I think I already described it. It's when I'm being true to myself. And that can happen in me making a speech or it can happen in me playing with my kids, or it can happen in a small interaction with a security guard in a building when I'm recognizing them and exchanging a good word. [ibid; emphasis mine]
The closest he feels most aligned spiritually is when he's being true to himself? And this involves things he personally does? One can't help but notice that in the president's explanation of his spirituality, there is a constant direction towards himself. In a testimony before faith leaders there is a half-hearted attempt to show his reliance on God, but in a previous interview Obama makes it clear that his spirituality is much more vague and is entirely man-centered, with sprinklings of Christian terminology mixed in. In responding to critics of his faith, Obama made the remark, "Folks haven't been reading their bibles" (source). Unfortunately, I think it's clear that the only person who hasn't seriously read their bible is Mr. Obama himself.

I know that some reading this might immediately label me a Tea Partier, a Republican, a right-wing nut, etc.

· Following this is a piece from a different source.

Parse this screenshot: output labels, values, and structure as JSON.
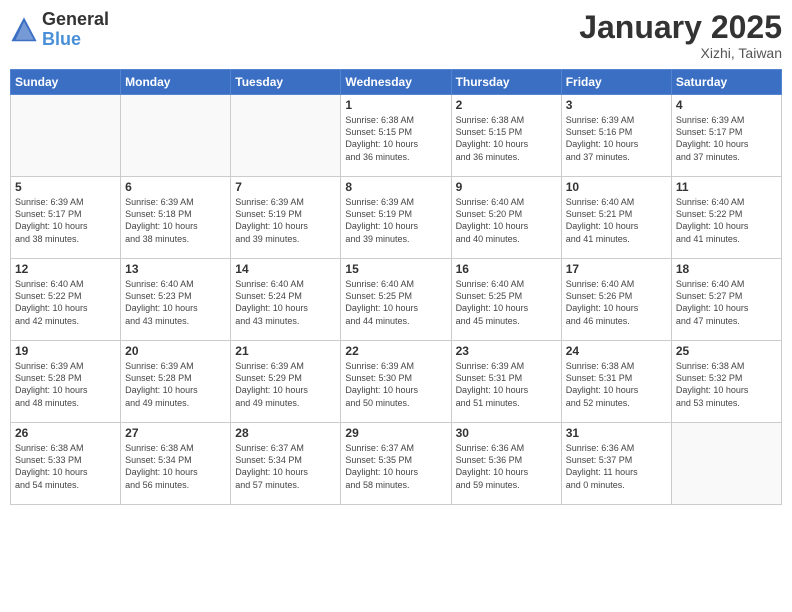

Personally, I do not care. Those who know me personally know that I'm fairly apathetic in regards to political parties and personalities, and that I have just as much to say about those on the right as those on the left. However, in times like these, when public figures begin to put on the hat of religion - especially when they are claiming to be followers of Christ - we have to be discerning. It is too common that, when someone makes a proclamation of faith, that those on both sides of the spectrum declare, "Hurrah, he's one of us!" or "That's so sweet, I appreciate that!" We are commanded to "examine everything carefully" (1 Thess 5:21), and if someone makes a claim to have come to know Christ they should bear some sign that they have done so. "If we say that we have fellowship with Him and yet walk in the darkness," the apostle John wrote, "we lie and do not practice the truth" (1 John 1:6).

It is so common these days to treat our faith the same way we treat our political ideologies, and this is where many stumble. They assume that faith is simply a matter of personal opinion, and that to be saved is to live by their personal values. That, however, is not the case - for everyone, by their own personal opinion, is justified. As the apostle Paul wrote: "if we judged ourselves rightly, we would not be judged" (1 Cor 11:31). Yet Christ is "judge the living and the dead" (2 Tim 4:1), and "God will judge the secrets of men through Christ Jesus" (Rom 2:16). If we have saving faith in Christ as the judge of our souls and the master of our being, then we "have died" and our life "is hidden with Christ in God," and "when Christ, who is our life, is revealed," then we will also "be revealed with Him in glory" (Col 3:3-4).

We are not justified by ourselves; we are justified as a gift from God through faith in Christ. I pray that all men - from the president to the janitor - have a chance to seriously ponder this, and, by God's will, be saved. The last word shall go to the apostle Paul:
But now apart from the Law the righteousness of God has been manifested, being witnessed by the Law and the Prophets, even the righteousness of God through faith in Jesus Christ for all those who believe... [Rom 3:21-22]